Aristocrats of War #27
Let’s dive into a relatively unknown character that may interest some of you War collectors. Introduced in Captain Fearless #1 from Holyoke Pub in 1941, being drawn in her first appearance by artist Charles Quinlan. The character is Joan Wayne, a Washington, DC secretary who dons a cape to stop a sabotage of a government rubber contract. All in all it is a pretty rough introduction, with no character history or backstory.
Miss Victory makes a subsequent appearance in Captain Fearless #2, where we find out that Joan works for the Secretary of Commerce. In this issue she defeats an room full of Nazi agents and rescues some Senators who were trying to pass a bill preventing the export of goods to Nazi occupied countries. Issue #2 would be the final issue of Captain Fearless. The story from Captain Fearless #2 was reprinted in Captain Aero #6 (Vol 1 #12) when Holyoke took over that series.
Continuing to make story appearances in the Captain Aero series, the notable appearances are Captain Aero #7 (Vol 2 #1) in which Miss Victory dons a new costume which sports a V on the chest. Which makes us 3 for 3 in Appearances and Costumes.
Her 1st had a star on the chest, then nothing on the chest for her second appearance.
Captain Aero #11 (Vol 3 #9) is a complete retelling of the story from Captain Fearless #1 with new art and script, which is a good thing as the story and art were a little underwhelming in the first few appearances. Then in Captain Aero #13 (Vol 3 # 11) Miss Victory gets a new artist, Nina Albright. Surprise, in Captain Aero #16 (Vol 4 #2) Miss Victory has become a pilot and Story art is by none other than L.B. Cole. I’m not sure if Joan becomes a pilot so Cole can draw the story or if Cole was brought in for the story. Cole also changes the costume slightly. Also, we see Joan taking stepping into a direct involvement in the war effort in these issues. Then in Capt Aero #17, artist Nina Albright drastically changes the uniform to a way more revealing rendition.

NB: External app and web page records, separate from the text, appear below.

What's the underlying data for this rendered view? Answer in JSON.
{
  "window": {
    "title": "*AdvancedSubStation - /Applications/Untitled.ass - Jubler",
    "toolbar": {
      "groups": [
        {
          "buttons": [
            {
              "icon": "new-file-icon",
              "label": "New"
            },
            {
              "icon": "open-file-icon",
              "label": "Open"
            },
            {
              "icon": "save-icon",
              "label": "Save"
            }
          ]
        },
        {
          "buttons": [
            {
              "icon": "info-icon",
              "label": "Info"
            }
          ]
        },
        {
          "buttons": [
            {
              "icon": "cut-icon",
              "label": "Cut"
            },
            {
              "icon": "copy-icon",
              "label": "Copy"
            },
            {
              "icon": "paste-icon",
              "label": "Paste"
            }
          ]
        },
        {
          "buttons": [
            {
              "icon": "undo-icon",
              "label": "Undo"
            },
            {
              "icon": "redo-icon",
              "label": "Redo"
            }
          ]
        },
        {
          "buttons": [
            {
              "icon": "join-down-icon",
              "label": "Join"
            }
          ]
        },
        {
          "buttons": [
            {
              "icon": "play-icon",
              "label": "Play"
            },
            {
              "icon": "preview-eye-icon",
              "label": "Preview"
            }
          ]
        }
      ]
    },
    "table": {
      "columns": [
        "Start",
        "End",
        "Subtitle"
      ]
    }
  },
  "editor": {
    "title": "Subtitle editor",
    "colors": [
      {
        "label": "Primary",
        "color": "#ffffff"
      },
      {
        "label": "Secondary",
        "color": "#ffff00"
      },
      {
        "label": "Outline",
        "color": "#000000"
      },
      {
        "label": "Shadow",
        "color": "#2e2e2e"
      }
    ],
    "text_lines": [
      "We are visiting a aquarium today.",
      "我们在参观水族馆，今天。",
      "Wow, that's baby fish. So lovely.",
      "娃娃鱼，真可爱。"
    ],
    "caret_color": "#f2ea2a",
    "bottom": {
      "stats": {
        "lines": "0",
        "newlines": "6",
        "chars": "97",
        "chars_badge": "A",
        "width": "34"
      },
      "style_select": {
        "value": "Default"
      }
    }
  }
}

With Capt Aero #26 we have the final Miss Victory appearance with L.B. Cole providing the art. My assumption is with World War 2 wrapped up, the allure of the character was waivering. Up until Captain Aero #25, the stories mostly consisted of Miss Victory battling Japanese foes. The final two issues seemed a grasp at telling a non war story, featuring crime related plots. Sadly, at this point the end has came for Miss Victory as she disappears into the pile of Golden Age characters that met their fall to obscurity after the war.
But before all hope is dashed AC Comics brings Miss Victory back with FemForce Special #1 in 1984. Joan is alongside Senorita Rio, She-Cat, Lady Luger, Nightveil and many other Golden Age characters.
Joan continues her appearances with FemForce #1. It’s actually a pretty good take on Miss Victory, with her regaining her strength and youth via an experimental chemical known as V-47. I also like the cover of FemForce #8 and might be my favorite as Joan made no Golden Age cover appearances.